§ **Goal of the exercise**
What follows is a set of records, each of which is to be written out exactly.

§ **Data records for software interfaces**
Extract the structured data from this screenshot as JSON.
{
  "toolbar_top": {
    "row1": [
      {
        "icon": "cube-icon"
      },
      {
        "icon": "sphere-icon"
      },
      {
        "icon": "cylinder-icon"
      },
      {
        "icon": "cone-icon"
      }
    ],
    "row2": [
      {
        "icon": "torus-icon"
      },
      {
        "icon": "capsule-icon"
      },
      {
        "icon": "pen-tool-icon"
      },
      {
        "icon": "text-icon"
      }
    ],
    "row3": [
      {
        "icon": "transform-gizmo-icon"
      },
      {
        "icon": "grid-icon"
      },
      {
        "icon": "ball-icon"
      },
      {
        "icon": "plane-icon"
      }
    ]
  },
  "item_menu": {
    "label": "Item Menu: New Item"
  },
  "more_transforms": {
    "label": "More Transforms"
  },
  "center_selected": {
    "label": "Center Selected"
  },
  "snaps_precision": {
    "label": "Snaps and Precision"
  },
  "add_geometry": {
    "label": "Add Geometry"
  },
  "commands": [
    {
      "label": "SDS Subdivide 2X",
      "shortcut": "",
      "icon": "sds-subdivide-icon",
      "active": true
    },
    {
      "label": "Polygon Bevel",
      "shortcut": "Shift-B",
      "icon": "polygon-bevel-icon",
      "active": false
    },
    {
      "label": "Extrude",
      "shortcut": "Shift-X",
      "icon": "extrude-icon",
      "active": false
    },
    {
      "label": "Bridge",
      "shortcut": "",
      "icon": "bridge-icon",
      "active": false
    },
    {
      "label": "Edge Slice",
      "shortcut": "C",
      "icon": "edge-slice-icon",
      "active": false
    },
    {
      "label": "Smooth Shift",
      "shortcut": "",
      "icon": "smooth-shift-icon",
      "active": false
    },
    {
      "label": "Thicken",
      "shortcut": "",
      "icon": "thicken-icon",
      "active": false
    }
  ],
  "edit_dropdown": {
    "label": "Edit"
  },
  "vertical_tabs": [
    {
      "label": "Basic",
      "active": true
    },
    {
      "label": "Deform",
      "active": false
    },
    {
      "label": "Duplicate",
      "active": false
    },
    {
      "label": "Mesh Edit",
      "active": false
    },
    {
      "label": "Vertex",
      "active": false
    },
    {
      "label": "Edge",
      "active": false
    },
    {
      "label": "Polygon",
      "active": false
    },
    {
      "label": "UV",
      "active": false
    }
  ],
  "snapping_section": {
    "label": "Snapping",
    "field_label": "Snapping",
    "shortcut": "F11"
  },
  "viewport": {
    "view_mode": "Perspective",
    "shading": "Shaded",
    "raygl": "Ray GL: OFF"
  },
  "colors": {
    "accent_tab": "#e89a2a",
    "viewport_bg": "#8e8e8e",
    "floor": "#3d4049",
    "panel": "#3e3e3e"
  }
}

§ **Your solution**
Extract the structured data from this screenshot as JSON.
{
  "toolbar_top": {
    "row1": [
      {
        "icon": "cube-icon"
      },
      {
        "icon": "sphere-icon"
      },
      {
        "icon": "cylinder-icon"
      },
      {
        "icon": "cone-icon"
      }
    ],
    "row2": [
      {
        "icon": "torus-icon"
      },
      {
        "icon": "capsule-icon"
      },
      {
        "icon": "pen-tool-icon"
      },
      {
        "icon": "text-icon"
      }
    ],
    "row3": [
      {
        "icon": "transform-gizmo-icon"
      },
      {
        "icon": "grid-icon"
      },
      {
        "icon": "ball-icon"
      },
      {
        "icon": "plane-icon"
      }
    ]
  },
  "item_menu": {
    "label": "Item Menu: New Item"
  },
  "more_transforms": {
    "label": "More Transforms"
  },
  "center_selected": {
    "label": "Center Selected"
  },
  "snaps_precision": {
    "label": "Snaps and Precision"
  },
  "add_geometry": {
    "label": "Add Geometry"
  },
  "commands": [
    {
      "label": "SDS Subdivide 2X",
      "shortcut": "",
      "icon": "sds-subdivide-icon",
      "active": true
    },
    {
      "label": "Polygon Bevel",
      "shortcut": "Shift-B",
      "icon": "polygon-bevel-icon",
      "active": false
    },
    {
      "label": "Extrude",
      "shortcut": "Shift-X",
      "icon": "extrude-icon",
      "active": false
    },
    {
      "label": "Bridge",
      "shortcut": "",
      "icon": "bridge-icon",
      "active": false
    },
    {
      "label": "Edge Slice",
      "shortcut": "C",
      "icon": "edge-slice-icon",
      "active": false
    },
    {
      "label": "Smooth Shift",
      "shortcut": "",
      "icon": "smooth-shift-icon",
      "active": false
    },
    {
      "label": "Thicken",
      "shortcut": "",
      "icon": "thicken-icon",
      "active": false
    }
  ],
  "edit_dropdown": {
    "label": "Edit"
  },
  "vertical_tabs": [
    {
      "label": "Basic",
      "active": true
    },
    {
      "label": "Deform",
      "active": false
    },
    {
      "label": "Duplicate",
      "active": false
    },
    {
      "label": "Mesh Edit",
      "active": false
    },
    {
      "label": "Vertex",
      "active": false
    },
    {
      "label": "Edge",
      "active": false
    },
    {
      "label": "Polygon",
      "active": false
    },
    {
      "label": "UV",
      "active": false
    }
  ],
  "snapping_section": {
    "label": "Snapping",
    "field_label": "Snapping",
    "shortcut": "F11"
  },
  "viewport": {
    "view_mode": "Perspective",
    "shading": "Shaded",
    "raygl": "Ray GL: OFF"
  },
  "colors": {
    "accent_tab": "#e89a2a",
    "viewport_bg": "#8e8e8e",
    "floor": "#3d4049",
    "panel": "#3e3e3e"
  }
}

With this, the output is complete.